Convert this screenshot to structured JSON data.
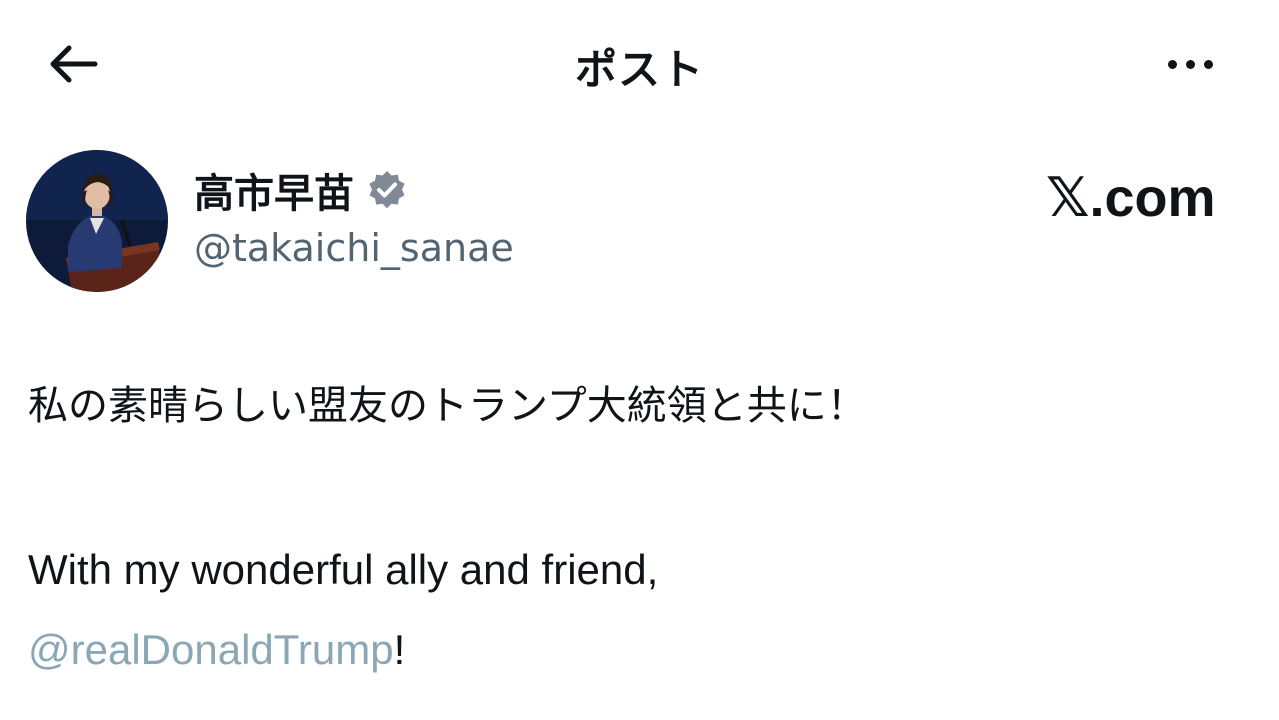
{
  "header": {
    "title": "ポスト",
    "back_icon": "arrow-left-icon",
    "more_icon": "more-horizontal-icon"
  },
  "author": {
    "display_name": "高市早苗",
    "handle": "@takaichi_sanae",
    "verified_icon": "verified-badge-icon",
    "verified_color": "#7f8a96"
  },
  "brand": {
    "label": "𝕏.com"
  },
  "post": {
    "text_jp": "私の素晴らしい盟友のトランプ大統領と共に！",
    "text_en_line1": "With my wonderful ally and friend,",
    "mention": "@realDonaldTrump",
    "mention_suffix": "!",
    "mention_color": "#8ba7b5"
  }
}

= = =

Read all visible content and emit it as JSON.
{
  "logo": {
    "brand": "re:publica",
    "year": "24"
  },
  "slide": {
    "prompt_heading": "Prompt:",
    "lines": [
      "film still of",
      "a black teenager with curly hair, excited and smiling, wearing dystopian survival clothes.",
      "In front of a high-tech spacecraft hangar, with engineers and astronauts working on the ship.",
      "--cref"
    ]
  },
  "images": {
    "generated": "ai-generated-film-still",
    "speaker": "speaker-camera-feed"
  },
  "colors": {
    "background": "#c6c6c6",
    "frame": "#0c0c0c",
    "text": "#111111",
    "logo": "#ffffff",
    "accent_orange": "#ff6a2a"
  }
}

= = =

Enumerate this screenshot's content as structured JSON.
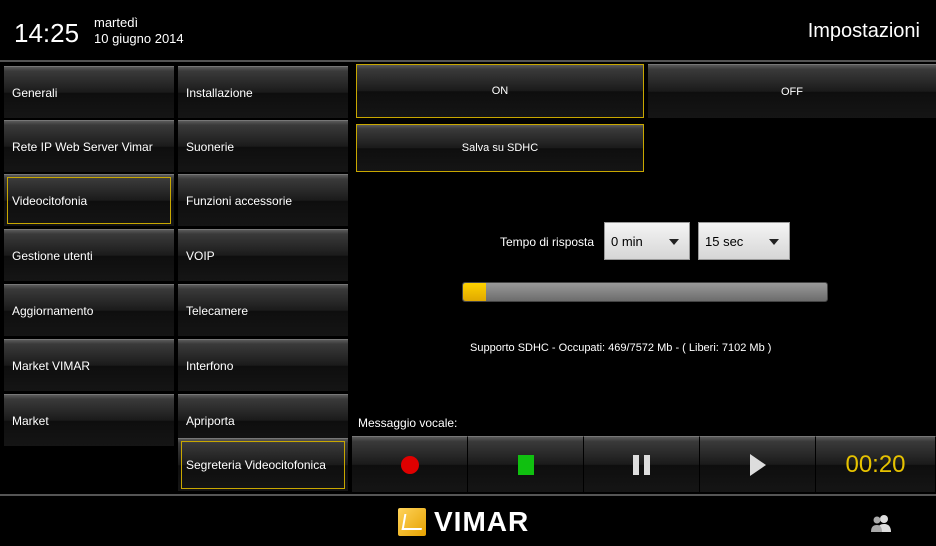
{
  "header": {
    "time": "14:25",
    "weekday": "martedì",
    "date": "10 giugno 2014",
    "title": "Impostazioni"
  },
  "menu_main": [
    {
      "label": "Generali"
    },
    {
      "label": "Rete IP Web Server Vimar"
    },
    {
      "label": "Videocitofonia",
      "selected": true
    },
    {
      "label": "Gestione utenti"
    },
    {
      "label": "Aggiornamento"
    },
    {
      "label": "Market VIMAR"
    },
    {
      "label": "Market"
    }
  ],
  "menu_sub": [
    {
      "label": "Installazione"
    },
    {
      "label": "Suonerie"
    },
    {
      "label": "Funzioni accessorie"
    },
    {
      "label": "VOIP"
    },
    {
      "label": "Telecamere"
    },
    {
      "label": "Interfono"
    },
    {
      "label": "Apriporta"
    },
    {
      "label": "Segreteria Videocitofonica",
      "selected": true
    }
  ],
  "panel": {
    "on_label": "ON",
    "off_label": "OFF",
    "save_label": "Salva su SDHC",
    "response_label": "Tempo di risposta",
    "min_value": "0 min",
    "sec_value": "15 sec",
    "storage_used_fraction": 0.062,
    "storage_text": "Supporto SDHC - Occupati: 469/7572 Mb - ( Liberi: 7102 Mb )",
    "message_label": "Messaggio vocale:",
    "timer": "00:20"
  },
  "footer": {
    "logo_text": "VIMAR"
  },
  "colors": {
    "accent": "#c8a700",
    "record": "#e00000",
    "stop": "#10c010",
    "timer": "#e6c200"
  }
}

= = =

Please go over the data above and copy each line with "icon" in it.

    "back_icon": "arrow-left-icon",
    "more_icon": "more-horizontal-icon"
    "verified_icon": "verified-badge-icon",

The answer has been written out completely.